Senator Win Gatchalian will convene a joint congressional oversight committee by January next year to review the K-12 program which, according to the lawmaker, is vital to ensure that it’s meeting its objectives to boost Filipinos’ competitiveness and readiness to join the workforce.
“A joint congressional oversight review will align the efforts of both chambers of Congress to ensure that the K-12 meets the needs of both students and the private sector,” Gatchalian said.
“The K-12 program is a massive historical educational reform we introduced to produce quality of graduates that our country needs. While the program has gaps and challenges, we need to sustain it in a way that also addresses implementation issues to provide quality education and boost global competitiveness,” Gatchalian pointed out. He chairs the Senate Committee on Basic Education, Arts and Culture.

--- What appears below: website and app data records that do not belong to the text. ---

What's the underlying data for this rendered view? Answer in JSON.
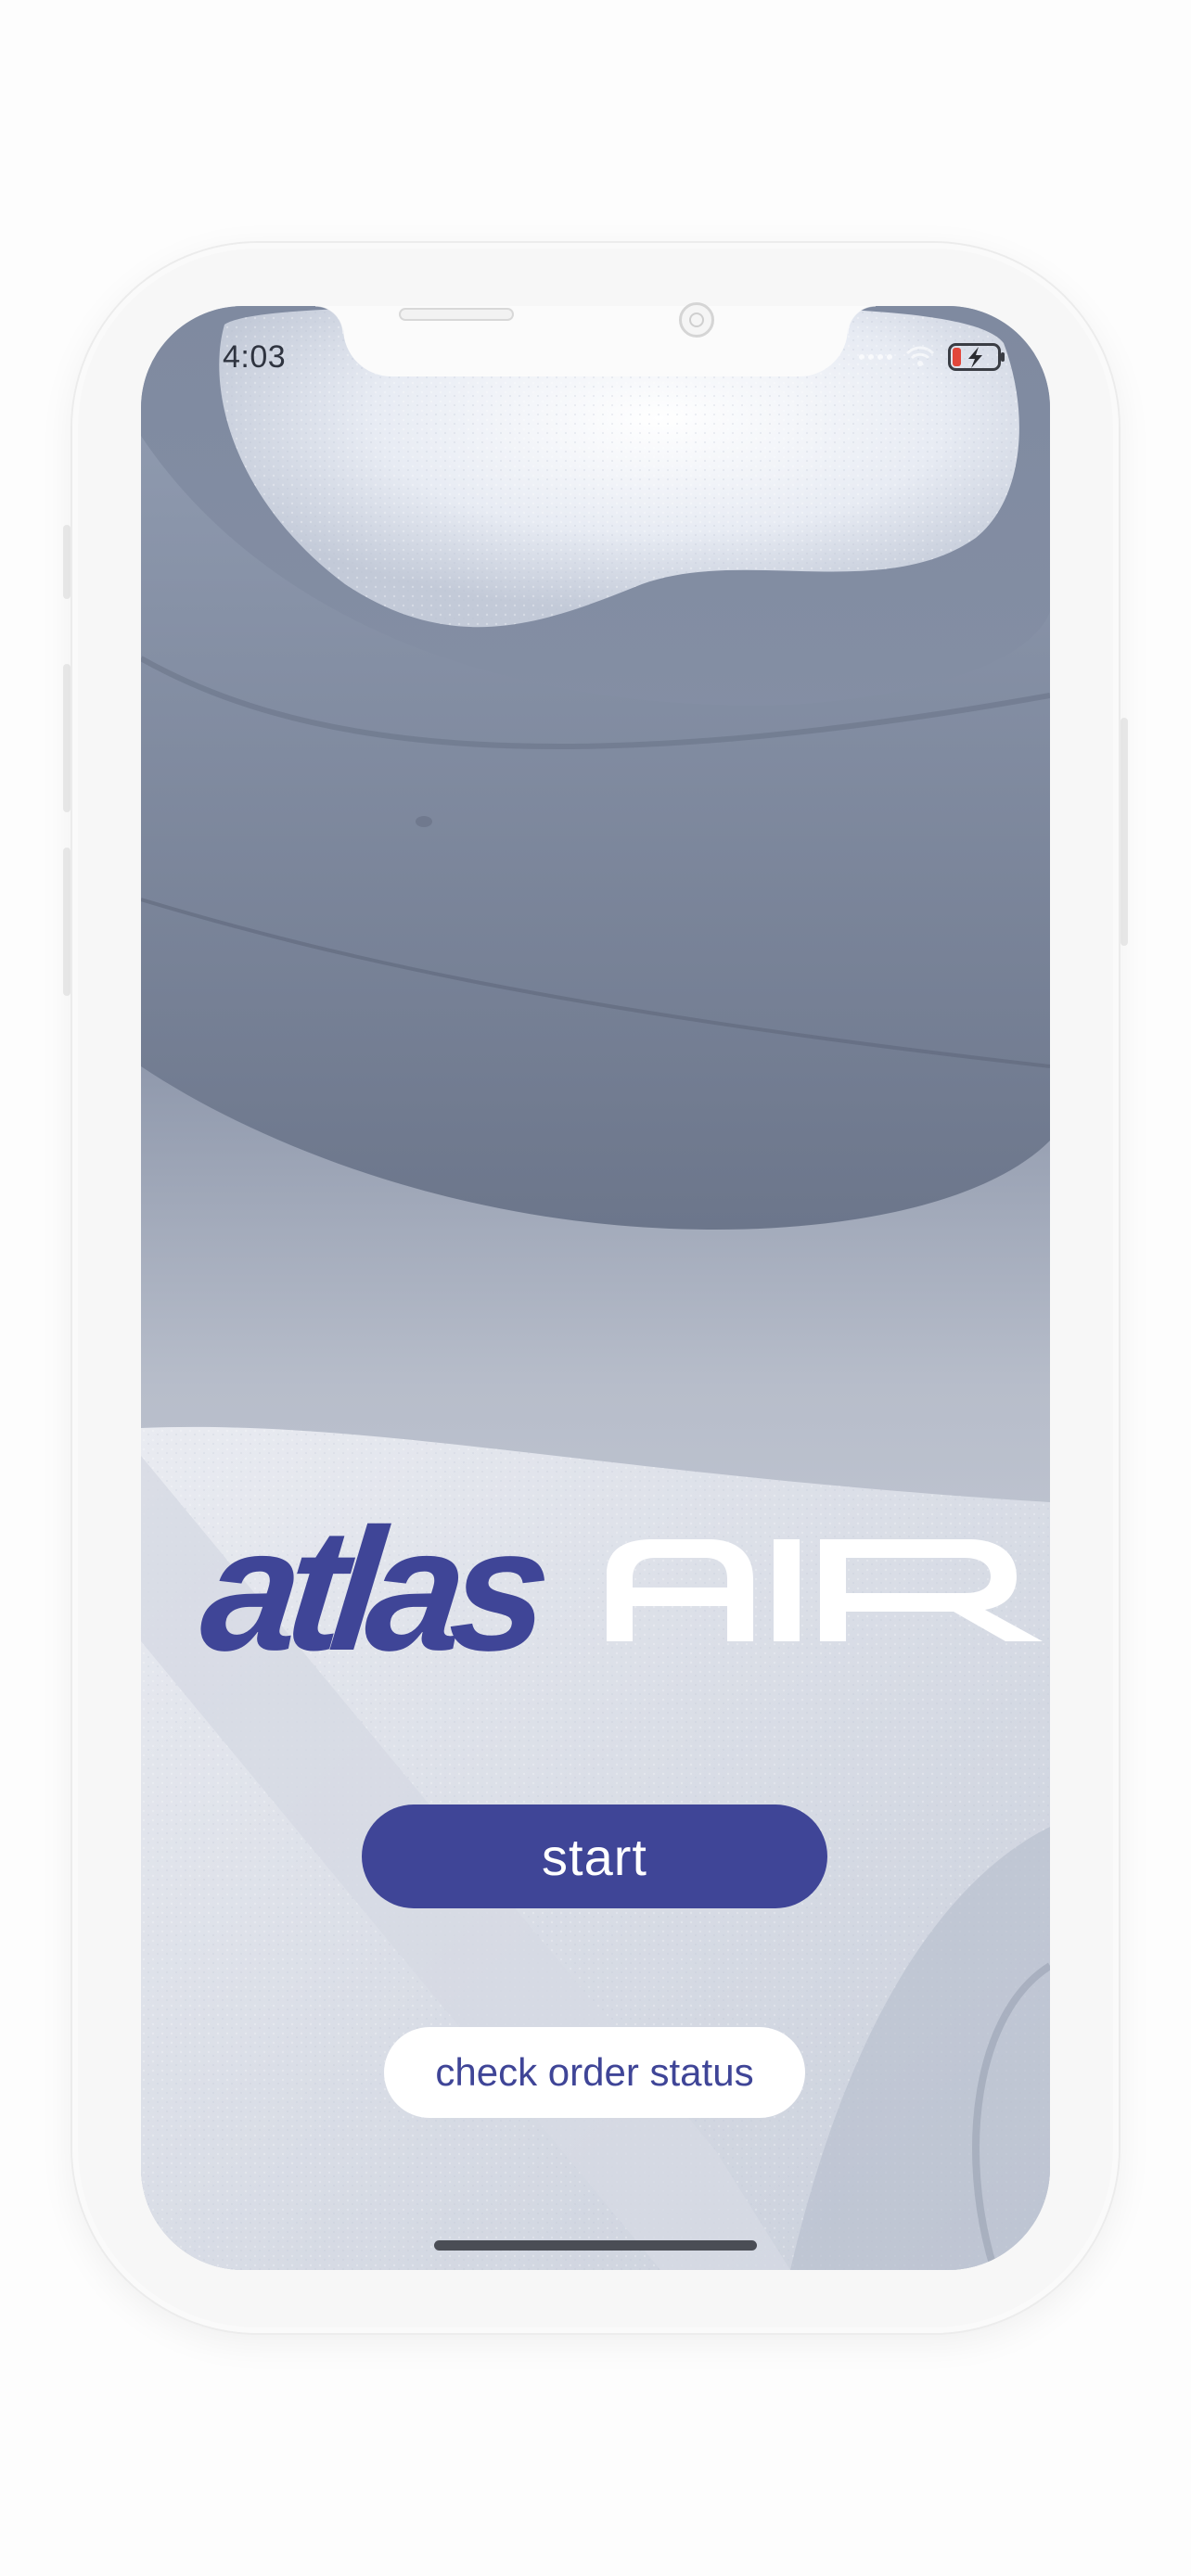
{
  "status_bar": {
    "time": "4:03"
  },
  "logo": {
    "brand_primary": "atlas",
    "brand_secondary": "AIR",
    "primary_color": "#3f4597",
    "secondary_color": "#ffffff"
  },
  "actions": {
    "start_label": "start",
    "check_status_label": "check order status"
  },
  "icons": {
    "wifi": "wifi-icon",
    "battery": "battery-charging-icon",
    "signal": "cellular-signal-icon"
  },
  "colors": {
    "accent": "#3f4597",
    "button_text_light": "#ffffff"
  }
}
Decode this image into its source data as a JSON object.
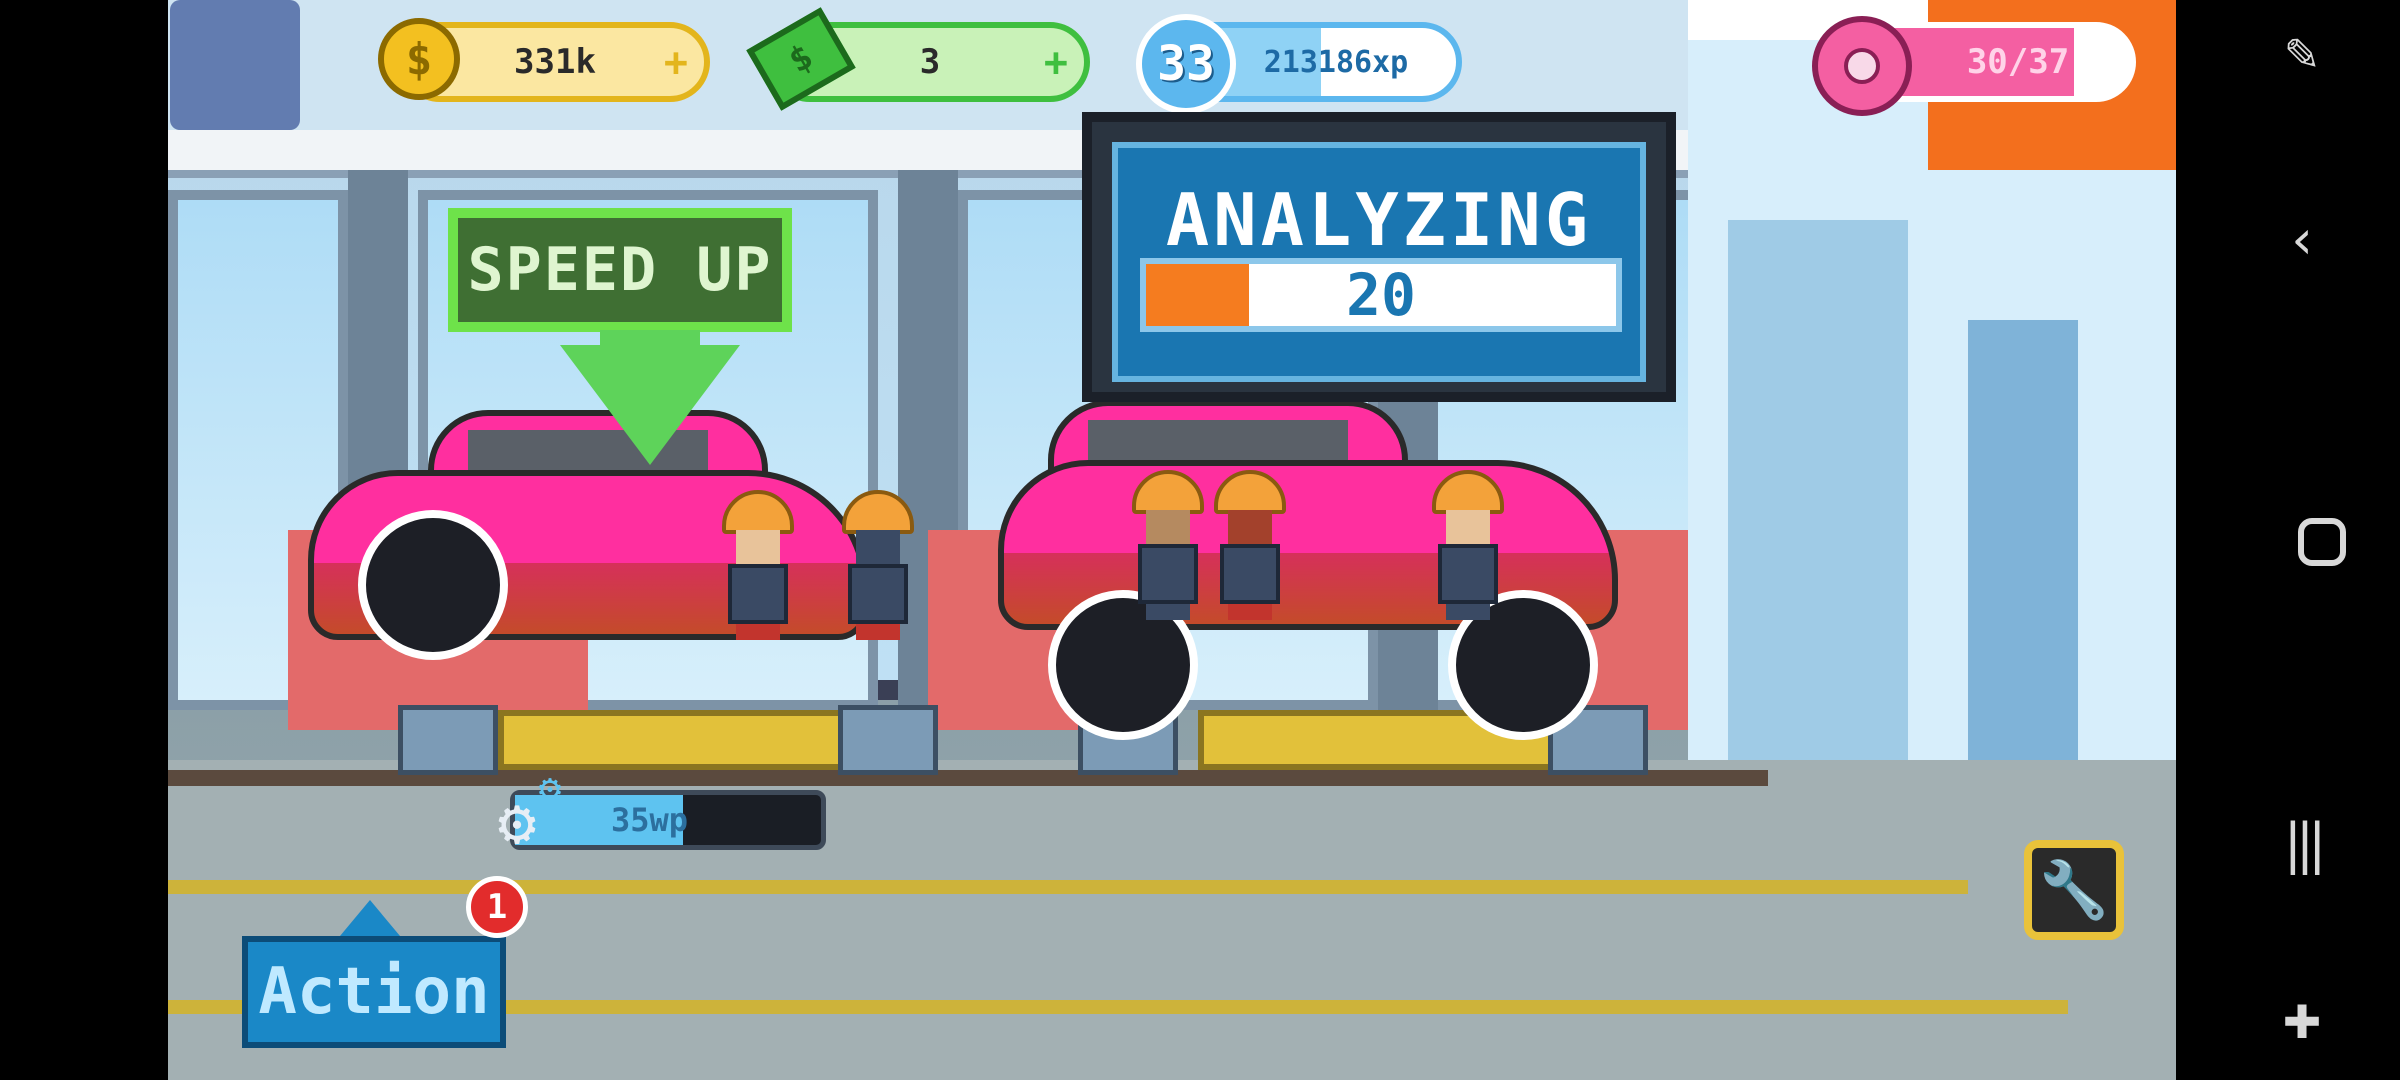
{
  "hud": {
    "coins": "331k",
    "cash": "3",
    "level": "33",
    "xp": "213186xp",
    "xp_progress": 0.55,
    "donuts": "30/37",
    "donut_progress": 0.81
  },
  "speed_up_label": "SPEED UP",
  "analyzing": {
    "title": "ANALYZING",
    "value": "20",
    "progress": 0.22
  },
  "workpoints": {
    "label": "35wp",
    "progress": 0.55
  },
  "action": {
    "label": "Action",
    "badge_count": "1"
  },
  "icons": [
    "coin-icon",
    "cash-icon",
    "level-icon",
    "donut-icon",
    "gear-icon",
    "wrench-icon",
    "back-icon",
    "home-icon",
    "recents-icon",
    "game-tools-icon",
    "screenshot-tool-icon"
  ],
  "colors": {
    "accent_green": "#6ee24a",
    "analyze_blue": "#1a76b1",
    "analyze_orange": "#f57c1f",
    "car_pink": "#ff2f9f",
    "action_blue": "#1a88c7",
    "badge_red": "#e22c2c"
  }
}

Members of the House of Representatives are in a consensus that the K-12 program is “not living up to its promise” of producing employable senior high school (SHS) graduates and they note that among the biggest challenges of the K-12 program is the persisting inadequacy of equipment in schools.
“We need to come up with strategic solutions because industries will suffer and decline without a workforce equipped with the competencies required of the 21st century and Industry 4.0 (a new phase in the industrial revolution)”, Gatchalian added.
Gatchalian also said that the budget proposal for the K-12 program will be thoroughly reviewed at the Senate. In the House version of the 2020 budget transmitted to the Senate, P551.7 billion was allocated to the Department of Education (DepEd). The National Expenditure Program (NEP) originally allocated P550.89 to DepEd. The increase in the DepEd’s proposed budget is meant to help boost K-12’s implementation.
“As we work towards finalizing the 2020 budget, we will ensure that the program gets an allocation that responds to the needs of both students and teachers. We need to make parents and students feel that this program is helpful, not an added burden,” Gatchalian ended.